Lying in bed in the evening with the window wide opening, stifling heat keeping sleep at bay. Waiting for that first breath of moving air. The sheer curtain finally lifting, billowing, and falling back against the glass, but just the once. A cool breeze creeping through the window, not quite strong enough to push aside the curtain. Looping the curtain up out of the way. The breeze picks up, there's a smell of rain in the air. The first fat drops begin to fall. The sound of wind in the trees heralds its arrival.

The southerly finally hits. I can breathe again and sleep in the welcome coolness.

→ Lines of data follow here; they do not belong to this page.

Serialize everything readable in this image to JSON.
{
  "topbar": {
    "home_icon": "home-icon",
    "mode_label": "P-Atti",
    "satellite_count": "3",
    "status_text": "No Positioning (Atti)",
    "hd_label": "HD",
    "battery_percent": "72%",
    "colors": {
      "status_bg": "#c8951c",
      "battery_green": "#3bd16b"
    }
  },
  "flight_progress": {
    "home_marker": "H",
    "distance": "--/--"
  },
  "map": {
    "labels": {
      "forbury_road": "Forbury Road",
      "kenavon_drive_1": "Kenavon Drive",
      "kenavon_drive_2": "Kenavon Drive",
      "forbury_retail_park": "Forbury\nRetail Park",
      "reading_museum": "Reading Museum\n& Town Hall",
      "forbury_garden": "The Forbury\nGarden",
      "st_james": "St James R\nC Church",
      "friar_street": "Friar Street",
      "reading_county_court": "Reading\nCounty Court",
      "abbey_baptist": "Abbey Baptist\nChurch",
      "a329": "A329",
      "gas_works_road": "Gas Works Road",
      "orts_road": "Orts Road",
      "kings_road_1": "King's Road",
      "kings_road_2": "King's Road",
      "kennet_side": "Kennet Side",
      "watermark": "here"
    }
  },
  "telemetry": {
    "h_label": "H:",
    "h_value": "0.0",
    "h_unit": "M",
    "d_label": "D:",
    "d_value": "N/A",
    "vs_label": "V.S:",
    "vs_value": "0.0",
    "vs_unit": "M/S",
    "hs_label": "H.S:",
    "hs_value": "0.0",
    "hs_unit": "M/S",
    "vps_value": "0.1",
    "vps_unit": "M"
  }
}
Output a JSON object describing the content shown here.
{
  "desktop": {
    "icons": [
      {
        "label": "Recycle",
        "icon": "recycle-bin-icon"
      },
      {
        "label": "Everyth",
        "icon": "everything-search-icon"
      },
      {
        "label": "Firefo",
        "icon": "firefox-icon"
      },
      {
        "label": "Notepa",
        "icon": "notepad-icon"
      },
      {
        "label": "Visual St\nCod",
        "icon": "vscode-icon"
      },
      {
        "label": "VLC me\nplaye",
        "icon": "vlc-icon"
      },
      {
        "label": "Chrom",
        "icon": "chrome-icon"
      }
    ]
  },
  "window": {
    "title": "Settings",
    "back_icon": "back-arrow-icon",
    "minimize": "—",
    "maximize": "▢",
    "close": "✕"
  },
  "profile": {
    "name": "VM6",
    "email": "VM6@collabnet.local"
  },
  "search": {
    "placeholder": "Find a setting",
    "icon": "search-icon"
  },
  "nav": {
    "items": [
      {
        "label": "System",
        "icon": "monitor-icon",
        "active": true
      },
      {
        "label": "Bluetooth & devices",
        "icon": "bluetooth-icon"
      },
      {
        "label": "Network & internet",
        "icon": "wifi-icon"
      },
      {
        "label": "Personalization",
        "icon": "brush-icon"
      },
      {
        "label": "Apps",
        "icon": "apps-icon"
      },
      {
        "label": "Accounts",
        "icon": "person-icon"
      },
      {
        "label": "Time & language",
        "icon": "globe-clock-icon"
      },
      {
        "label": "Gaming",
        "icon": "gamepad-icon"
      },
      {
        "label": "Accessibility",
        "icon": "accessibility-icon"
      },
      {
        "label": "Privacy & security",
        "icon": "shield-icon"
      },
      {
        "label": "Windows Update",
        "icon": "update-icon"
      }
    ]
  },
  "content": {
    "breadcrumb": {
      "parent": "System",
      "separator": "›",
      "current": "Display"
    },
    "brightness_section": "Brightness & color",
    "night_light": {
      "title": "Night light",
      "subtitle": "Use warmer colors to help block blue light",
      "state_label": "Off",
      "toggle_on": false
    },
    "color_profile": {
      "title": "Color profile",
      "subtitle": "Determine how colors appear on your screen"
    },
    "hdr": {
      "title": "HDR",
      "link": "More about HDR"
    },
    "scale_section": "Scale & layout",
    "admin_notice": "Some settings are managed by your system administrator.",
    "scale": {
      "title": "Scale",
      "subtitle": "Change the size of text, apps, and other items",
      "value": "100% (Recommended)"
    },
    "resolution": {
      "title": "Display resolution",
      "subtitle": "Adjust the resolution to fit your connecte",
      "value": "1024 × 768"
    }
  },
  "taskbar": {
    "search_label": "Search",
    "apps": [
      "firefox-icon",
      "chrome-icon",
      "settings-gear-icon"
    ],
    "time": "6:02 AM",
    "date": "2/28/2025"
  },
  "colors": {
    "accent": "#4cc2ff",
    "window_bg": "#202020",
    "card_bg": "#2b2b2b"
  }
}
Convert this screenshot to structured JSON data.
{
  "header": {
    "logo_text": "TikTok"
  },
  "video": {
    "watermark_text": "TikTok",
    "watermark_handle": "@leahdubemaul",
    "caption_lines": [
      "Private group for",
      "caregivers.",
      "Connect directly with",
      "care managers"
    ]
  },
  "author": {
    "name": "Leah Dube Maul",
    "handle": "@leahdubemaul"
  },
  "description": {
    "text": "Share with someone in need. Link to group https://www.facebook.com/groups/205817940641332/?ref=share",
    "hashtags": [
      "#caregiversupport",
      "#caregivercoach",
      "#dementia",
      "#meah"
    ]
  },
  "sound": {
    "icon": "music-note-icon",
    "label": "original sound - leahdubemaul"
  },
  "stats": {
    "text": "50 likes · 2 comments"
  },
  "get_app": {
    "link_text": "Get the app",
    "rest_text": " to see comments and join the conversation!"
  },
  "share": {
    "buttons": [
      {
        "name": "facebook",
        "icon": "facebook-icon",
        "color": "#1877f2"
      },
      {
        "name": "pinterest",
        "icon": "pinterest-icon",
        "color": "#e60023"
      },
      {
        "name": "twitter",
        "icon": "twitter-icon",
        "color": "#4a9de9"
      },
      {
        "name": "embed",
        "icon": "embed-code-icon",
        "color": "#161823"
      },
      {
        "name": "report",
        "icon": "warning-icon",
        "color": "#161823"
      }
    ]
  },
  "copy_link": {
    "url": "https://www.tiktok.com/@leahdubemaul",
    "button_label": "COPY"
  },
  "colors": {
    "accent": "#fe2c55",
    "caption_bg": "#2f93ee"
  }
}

The air-con problem yesterday was not just operator error. Something ain't right, there's someone coming to look at it tomorrow.

Thursday, November 13, 2008

Things I'd like to know.

Why do my forearms and fingers ache today? Did I manage to sleep on both arms all night or something?

Why are embedded YouTube videos in blogs, including my own, not showing up for me today? They worked just fine yesterday.*

Why did it take me at least 2 hot and grumpy hours this afternoon to figure out that the reason the brand new ducted air-conditioning wasn't cooling the house was that if you leave the door to downstairs wide open then it'll do a sterling job of cooling the rooms you aren't inhabiting but bugger all for the part of the house you're in?

Why does my son think that if he half-hears what someone is saying in the next room he can interrupt and demand to have the conversation repeated for his benefit?

Why do some people find it necessary to sneer at the interests of others as though only their own preferences and interests are valid?

And finally, what are we having for dinner? (Don't say toasted sandwiches - we're almost out of bread!)

My day has been a little on the frustrating side. Did you guess?

*Never mind, I did the turn everything off and start again thing and they came back.